*Task description*.
Report each line of the records below that holds the word "information".

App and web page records
·····

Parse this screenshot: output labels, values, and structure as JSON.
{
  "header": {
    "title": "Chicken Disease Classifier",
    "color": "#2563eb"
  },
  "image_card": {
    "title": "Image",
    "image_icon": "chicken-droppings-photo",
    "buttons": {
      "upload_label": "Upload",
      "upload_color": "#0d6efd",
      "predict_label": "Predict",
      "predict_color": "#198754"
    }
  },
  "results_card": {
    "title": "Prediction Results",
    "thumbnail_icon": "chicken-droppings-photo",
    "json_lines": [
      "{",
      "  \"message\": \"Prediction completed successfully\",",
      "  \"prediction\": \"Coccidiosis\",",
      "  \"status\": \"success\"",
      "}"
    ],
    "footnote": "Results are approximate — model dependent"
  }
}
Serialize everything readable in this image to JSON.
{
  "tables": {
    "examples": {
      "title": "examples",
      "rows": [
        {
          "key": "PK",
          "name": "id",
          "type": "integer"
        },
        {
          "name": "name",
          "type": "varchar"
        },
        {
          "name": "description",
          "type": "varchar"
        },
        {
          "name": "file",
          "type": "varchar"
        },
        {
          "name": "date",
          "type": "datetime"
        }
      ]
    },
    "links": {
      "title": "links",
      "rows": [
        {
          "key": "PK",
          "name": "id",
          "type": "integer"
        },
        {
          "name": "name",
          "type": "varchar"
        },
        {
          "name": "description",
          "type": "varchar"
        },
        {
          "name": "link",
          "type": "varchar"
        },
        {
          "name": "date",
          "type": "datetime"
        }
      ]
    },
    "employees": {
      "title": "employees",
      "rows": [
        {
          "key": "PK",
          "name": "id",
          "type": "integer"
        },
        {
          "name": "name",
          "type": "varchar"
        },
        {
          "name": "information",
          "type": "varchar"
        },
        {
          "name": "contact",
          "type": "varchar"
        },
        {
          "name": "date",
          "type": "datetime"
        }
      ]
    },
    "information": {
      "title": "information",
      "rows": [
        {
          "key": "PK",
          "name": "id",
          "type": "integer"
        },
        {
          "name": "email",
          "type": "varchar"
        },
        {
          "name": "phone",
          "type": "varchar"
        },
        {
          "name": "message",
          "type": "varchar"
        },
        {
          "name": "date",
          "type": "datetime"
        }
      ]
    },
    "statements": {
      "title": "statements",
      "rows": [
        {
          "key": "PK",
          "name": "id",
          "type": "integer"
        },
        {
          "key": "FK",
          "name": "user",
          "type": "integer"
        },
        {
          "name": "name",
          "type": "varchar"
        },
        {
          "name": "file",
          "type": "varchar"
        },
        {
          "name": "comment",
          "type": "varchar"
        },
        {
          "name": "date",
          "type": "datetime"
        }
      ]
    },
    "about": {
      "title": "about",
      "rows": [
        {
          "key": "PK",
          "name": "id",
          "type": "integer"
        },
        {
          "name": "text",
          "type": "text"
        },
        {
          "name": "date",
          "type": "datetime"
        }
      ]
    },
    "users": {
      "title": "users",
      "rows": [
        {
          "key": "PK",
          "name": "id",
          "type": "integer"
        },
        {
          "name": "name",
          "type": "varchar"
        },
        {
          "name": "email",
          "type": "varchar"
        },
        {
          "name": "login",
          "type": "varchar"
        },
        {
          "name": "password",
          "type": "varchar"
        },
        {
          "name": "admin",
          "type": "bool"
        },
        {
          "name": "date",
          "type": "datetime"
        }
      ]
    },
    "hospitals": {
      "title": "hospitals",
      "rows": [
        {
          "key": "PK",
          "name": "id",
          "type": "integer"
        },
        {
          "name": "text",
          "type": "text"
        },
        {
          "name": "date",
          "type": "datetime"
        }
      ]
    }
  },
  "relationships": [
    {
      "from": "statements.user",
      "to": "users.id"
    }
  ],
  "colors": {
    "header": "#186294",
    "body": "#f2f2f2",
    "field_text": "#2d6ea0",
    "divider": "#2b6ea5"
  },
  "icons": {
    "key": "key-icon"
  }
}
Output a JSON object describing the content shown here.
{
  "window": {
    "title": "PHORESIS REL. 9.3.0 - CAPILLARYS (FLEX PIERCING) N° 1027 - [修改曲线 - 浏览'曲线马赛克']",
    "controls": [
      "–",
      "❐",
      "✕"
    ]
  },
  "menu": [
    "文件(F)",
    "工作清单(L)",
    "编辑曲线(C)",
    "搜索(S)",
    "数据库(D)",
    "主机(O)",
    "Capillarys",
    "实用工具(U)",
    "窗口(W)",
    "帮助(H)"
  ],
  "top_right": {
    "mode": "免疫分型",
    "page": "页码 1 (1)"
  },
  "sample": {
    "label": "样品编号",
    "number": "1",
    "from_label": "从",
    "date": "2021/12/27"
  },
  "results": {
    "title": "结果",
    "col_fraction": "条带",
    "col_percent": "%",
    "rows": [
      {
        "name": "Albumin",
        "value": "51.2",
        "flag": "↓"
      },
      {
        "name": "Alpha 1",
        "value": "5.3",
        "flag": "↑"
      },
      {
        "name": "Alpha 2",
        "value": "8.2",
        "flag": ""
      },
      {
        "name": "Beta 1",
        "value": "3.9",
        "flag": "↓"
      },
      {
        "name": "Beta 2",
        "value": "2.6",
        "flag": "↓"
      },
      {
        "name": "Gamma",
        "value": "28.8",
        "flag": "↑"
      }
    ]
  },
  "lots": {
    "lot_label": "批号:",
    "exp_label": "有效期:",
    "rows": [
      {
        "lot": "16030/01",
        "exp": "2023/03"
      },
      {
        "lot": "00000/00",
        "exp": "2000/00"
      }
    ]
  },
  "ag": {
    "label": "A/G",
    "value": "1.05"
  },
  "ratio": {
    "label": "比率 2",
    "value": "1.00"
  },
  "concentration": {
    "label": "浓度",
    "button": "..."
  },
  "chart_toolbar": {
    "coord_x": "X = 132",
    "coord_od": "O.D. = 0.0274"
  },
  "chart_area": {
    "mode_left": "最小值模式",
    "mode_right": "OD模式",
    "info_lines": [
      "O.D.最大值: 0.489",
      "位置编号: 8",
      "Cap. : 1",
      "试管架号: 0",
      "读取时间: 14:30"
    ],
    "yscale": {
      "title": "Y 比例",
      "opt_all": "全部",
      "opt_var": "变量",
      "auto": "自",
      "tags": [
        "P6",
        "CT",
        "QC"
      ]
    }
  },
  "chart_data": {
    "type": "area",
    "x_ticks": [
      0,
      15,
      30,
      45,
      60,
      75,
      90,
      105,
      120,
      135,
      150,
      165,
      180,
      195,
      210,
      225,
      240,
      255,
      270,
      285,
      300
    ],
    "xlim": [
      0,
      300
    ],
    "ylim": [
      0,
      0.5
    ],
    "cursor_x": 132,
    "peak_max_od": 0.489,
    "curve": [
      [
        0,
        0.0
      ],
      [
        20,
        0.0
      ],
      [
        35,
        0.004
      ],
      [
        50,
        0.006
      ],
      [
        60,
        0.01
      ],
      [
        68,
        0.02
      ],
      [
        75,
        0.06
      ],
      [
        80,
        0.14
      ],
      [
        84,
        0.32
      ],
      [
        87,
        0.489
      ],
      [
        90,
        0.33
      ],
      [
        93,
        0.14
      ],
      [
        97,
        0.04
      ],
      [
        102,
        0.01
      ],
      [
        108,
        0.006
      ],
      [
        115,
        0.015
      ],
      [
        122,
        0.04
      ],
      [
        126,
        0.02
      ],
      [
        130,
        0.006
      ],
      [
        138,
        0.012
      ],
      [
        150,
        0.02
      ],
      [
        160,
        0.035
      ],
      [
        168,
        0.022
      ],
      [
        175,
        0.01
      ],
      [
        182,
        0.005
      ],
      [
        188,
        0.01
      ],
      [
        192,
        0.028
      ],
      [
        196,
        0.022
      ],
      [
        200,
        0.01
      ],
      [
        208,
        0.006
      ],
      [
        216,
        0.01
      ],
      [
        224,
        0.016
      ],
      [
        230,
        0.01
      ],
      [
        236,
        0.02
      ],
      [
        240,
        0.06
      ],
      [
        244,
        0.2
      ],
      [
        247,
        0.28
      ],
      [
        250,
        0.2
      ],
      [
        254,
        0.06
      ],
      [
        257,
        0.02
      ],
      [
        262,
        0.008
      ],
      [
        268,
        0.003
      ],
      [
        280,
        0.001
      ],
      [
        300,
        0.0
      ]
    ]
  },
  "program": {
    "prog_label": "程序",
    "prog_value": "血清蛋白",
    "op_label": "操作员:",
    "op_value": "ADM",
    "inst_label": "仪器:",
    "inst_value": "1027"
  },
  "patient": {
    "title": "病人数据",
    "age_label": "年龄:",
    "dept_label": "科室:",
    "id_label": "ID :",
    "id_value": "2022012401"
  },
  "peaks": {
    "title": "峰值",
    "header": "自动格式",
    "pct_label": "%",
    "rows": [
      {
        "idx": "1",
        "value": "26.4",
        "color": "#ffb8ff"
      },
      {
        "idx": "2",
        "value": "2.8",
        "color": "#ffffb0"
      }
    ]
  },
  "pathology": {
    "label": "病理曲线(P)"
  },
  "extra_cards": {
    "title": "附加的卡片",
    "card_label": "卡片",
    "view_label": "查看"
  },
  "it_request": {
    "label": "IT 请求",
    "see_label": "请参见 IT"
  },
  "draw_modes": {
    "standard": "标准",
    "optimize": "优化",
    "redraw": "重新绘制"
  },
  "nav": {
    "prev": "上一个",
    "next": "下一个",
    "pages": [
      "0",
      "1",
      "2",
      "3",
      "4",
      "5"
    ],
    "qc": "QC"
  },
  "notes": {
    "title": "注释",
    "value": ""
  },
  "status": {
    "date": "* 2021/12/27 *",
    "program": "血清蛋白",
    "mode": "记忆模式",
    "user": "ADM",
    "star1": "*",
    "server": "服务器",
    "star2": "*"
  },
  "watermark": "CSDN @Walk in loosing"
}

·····

*Solution for this task*.
          "name": "information",
    "information": {
      "title": "information",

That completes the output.